* Abdisaid M. Ali. (2008). The Al-Shabaab Al-Mujahidiin :A Profile of the First Somali Terrorist Organization, Institutfür Strategie Politik Sicherheits und Wirtschaftsberatung (ISPSW), Berlin, Germany.
* Abdul Kadir Khalif (2009). Defiant Al-Shaabab reaches out to Somalis in Diaspora, Daily Nation, September 19.
* Alisha Ryu et al. (2009). Al-Shabab Militants Divided over Tactics, Foreign Control, Voice of America News, December 22.
* Al-Shabaab(2009), Australia National Security, August 21, 2009.
* Al-Shabaab (2010), International Centre for Political Violence and Terrorism Research, March, 2010.
* Andrew Harding (2009). Meeting Somalia’s Al-Shabaab, BBC news, July 3
* Anti Defamation League ADL (2010). Al-Shabaab, retrieved from, http://www.adl.org/terrorism/symbols/al_shabaab.asp.
* Anwar al-Awlaki (2010), Salutations to al-Shabab of Somalia, NEFA Foundation, December.
* Chris Harnisch. (2010). Al Shabaab’s First International Strike: Analysis of the July 11 Uganda Bombings, Critical Treats, July 14, retrieved from http://www.criticalthreats.org/somalia/al-shabaabsfirst-international-strike-analysis-july-11-uganda-bombings-july-14-2010-4532
* Christopher Harnisch, Katherine Zimmerman. (2010). The Terror Threat from Somalia: The Internalization of Al-Shabaab, A report by Critical Threats Project of the America Enterprise Institute, February 12
* Daveed Gartenstein Ross (2009). Al-Shabaab Recruiting, In the West, November, 4
* Daveed Gartenstein-Ross (2009). The Strategic Challenge of Somalia’s Al-Shabaab-Dimensions of Jihad, Middle East Quarterly, September.
* David H. Shinn (2009). Al-Shabaab and the Future of Somalia, Conference on The Growing Strategic Gravity Al-Qaeda by Jamestown Foundation, December.
* David H. Shinn (2009). Somalia’s New Government and the Challenge of Al-Shabaab, Combating Terrorism Centerat WestPoint, Vol.2 Issue 3, March
* Edmund Sanders (2008). Conditions May Be Ripe for Al Qaeda in Somalia, Los Angeles Times, August 25.
* Evan F. Kohlmann (2009). Migration and Jihad in The Horn of Africa, May retrieved from www.nefafoundation.org.
* International Centre for Political Violence and Terrorism Research (ICPVTR), Al-Shabaab. 2010.
* Jacqueline (2009). Jihadi Arena Report: Somalia Development of Radical Islamism and Current Implications, International Institute for Counter-terrorism, March 22.

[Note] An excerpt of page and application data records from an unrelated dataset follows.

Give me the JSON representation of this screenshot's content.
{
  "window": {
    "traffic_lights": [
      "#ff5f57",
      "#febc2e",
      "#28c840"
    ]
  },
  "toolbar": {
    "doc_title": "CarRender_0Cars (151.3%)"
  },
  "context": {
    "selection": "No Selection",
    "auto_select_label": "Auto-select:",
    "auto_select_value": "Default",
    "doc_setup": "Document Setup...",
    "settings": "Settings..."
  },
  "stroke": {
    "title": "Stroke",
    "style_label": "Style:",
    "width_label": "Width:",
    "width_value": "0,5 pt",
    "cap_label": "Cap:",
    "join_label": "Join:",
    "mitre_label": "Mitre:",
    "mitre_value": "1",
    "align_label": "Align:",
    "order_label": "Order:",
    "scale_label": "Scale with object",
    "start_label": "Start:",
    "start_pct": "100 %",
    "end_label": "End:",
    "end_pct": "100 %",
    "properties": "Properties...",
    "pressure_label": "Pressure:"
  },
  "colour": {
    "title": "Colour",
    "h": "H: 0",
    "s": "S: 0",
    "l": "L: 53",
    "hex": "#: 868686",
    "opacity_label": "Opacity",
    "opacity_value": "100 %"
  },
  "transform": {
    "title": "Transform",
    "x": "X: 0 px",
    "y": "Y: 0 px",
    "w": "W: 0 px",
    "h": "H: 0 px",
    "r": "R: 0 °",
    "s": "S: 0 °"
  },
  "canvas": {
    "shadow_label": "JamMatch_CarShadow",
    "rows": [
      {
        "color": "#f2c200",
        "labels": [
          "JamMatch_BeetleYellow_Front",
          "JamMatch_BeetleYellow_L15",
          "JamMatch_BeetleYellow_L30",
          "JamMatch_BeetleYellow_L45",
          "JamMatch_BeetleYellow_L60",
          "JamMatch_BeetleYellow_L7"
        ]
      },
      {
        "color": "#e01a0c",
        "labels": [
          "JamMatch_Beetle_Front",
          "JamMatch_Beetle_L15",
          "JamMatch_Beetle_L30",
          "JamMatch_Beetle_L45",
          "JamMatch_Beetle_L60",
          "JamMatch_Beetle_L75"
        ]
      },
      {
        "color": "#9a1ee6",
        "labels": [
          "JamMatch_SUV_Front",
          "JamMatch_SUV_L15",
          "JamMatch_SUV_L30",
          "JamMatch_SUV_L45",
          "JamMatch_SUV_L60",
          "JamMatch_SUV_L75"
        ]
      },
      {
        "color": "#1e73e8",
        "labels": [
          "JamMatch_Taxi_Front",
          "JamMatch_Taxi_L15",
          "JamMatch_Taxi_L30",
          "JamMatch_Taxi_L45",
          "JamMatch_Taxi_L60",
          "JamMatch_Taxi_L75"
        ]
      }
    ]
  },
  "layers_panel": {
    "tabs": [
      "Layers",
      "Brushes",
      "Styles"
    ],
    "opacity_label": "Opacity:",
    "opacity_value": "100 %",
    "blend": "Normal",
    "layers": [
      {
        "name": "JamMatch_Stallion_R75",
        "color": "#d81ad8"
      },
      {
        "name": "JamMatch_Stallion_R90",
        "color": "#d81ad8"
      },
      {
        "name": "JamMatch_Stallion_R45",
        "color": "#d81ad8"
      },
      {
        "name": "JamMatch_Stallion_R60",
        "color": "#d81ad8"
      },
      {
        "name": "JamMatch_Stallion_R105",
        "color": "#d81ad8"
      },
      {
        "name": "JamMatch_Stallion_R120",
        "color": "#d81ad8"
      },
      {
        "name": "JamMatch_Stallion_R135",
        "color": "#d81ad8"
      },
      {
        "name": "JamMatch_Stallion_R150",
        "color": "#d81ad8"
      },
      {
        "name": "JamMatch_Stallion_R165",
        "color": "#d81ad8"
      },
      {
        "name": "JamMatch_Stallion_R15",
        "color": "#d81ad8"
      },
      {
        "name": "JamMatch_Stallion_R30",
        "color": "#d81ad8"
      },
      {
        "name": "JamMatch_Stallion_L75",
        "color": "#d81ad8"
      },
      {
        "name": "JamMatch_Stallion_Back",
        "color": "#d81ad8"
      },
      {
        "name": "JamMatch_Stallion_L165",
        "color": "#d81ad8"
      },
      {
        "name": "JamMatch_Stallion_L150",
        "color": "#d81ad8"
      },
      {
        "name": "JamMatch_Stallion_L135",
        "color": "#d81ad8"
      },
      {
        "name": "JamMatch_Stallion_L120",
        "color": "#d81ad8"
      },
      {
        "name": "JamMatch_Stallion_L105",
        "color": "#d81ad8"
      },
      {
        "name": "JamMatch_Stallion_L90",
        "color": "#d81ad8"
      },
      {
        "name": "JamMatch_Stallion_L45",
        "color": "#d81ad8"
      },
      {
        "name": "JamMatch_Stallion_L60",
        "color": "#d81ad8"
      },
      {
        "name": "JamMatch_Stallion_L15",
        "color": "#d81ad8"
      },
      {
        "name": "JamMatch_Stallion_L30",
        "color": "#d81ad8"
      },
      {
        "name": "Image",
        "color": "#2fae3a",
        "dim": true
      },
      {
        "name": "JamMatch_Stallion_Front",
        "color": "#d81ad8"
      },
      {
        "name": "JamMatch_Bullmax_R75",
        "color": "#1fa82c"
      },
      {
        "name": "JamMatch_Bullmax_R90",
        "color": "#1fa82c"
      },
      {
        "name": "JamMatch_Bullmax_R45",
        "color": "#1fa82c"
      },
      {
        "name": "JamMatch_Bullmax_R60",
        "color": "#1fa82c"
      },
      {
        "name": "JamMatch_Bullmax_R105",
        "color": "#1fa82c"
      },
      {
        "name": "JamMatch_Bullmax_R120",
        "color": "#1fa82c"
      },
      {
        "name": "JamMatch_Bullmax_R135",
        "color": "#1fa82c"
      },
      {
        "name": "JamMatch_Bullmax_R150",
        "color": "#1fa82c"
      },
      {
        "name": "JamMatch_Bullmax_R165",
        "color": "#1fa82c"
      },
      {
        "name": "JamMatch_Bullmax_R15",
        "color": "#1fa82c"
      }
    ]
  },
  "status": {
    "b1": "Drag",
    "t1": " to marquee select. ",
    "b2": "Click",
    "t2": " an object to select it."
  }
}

* John Solomon. 2009. Newsletter by World-Check, September retrieved from www.worldcheck.com/experttalk
* Jon Lee Anderson (2009). Letter from Mogadishu: The Most Failed State, The New Yorker, December 14.
* Ken Menkhaus (2009). Somalia after the Ethiopian Occupation: First step to end the conflict and the combat extremism.
* Michael Taarnby & Lars Hallundbaek (2010). Al-Shabaab: The Internationalization of Militant Islamism in Somalia and the Implications for Radicalization Processes in Europe; retrieved from www.justitsministeriet.dk,
* Michael Taarnby& Lars Hallundbaek (2007). The Internationalization of Militant Islamism in Somalia and the Implications for Radicalization Processes in Europe, Ministry of Justice, 26 February.
* Nairobi and Brussels (2010). Somalia’s Divided Analysis , International Crisis Group (ICG), 18 May. 2010.
* R. C. Camphausen(2010). Shari‘a in Somalia: Al-Shabaab rules just like the Afghan Taliban, August2010, Retrieved from http://www.digitaljournal.com/article/296400#ixzz10W3clzbz * Rohan Gunaratna (2005). Current Trends in Islamist Ideology: Al-Qaeda’s Ideology, Center on Islam Democracy and The Future of the Muslim World Hudson Institute, Washington D.C, Mac Vol.1.
* Rusell Moll and Tyler Livermore (2010). Al-Shabaab, University of Pittsburgh, February. BBC Somali Service (2009). Somali justice: Islamist style, BBC Somali Service. 20 May. 2009.
This article first appeared on Academic Research International Vol. 2, No. 1, January 2012, titled ‘Al-shabaab’s Leadership Hierarchy and its Ideology’, authored by Dr. Abdi O. Shuriye (Associate Professor International Islamic University (IIU) MALAYSIA [email protected], [email protected].)